■ STORED DATA
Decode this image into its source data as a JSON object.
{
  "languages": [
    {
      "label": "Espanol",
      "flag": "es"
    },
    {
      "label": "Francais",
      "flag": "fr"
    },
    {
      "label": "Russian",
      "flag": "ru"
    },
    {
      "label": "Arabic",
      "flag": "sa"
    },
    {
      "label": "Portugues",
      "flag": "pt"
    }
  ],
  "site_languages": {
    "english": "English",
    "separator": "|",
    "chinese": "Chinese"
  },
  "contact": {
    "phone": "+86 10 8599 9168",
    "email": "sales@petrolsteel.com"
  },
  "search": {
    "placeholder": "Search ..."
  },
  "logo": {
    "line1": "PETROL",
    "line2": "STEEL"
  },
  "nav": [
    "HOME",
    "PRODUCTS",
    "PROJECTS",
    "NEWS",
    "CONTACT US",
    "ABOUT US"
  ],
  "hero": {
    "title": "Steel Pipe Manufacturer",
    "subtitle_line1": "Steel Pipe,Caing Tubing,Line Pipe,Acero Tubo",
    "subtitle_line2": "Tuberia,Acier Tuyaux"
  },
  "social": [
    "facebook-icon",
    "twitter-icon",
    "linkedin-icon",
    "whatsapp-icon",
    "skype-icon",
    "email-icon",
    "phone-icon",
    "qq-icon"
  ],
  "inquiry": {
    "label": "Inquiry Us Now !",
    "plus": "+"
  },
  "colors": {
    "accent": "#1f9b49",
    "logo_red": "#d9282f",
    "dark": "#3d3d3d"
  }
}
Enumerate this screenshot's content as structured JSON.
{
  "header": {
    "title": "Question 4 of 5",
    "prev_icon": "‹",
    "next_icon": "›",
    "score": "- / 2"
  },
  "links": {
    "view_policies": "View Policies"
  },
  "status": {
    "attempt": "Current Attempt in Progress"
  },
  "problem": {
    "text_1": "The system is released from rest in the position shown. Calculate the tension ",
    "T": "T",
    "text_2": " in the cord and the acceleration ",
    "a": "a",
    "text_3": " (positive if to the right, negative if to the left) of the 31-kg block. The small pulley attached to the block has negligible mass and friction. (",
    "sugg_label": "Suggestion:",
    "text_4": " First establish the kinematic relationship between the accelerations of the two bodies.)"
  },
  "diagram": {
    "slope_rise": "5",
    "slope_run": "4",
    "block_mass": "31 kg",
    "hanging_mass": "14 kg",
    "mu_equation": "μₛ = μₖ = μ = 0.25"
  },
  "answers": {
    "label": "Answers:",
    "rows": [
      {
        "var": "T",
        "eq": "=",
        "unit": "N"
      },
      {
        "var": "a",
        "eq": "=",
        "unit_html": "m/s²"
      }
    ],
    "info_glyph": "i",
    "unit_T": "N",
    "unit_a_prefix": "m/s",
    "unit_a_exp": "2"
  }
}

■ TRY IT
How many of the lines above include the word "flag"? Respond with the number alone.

■ EXERCISE RESULT
5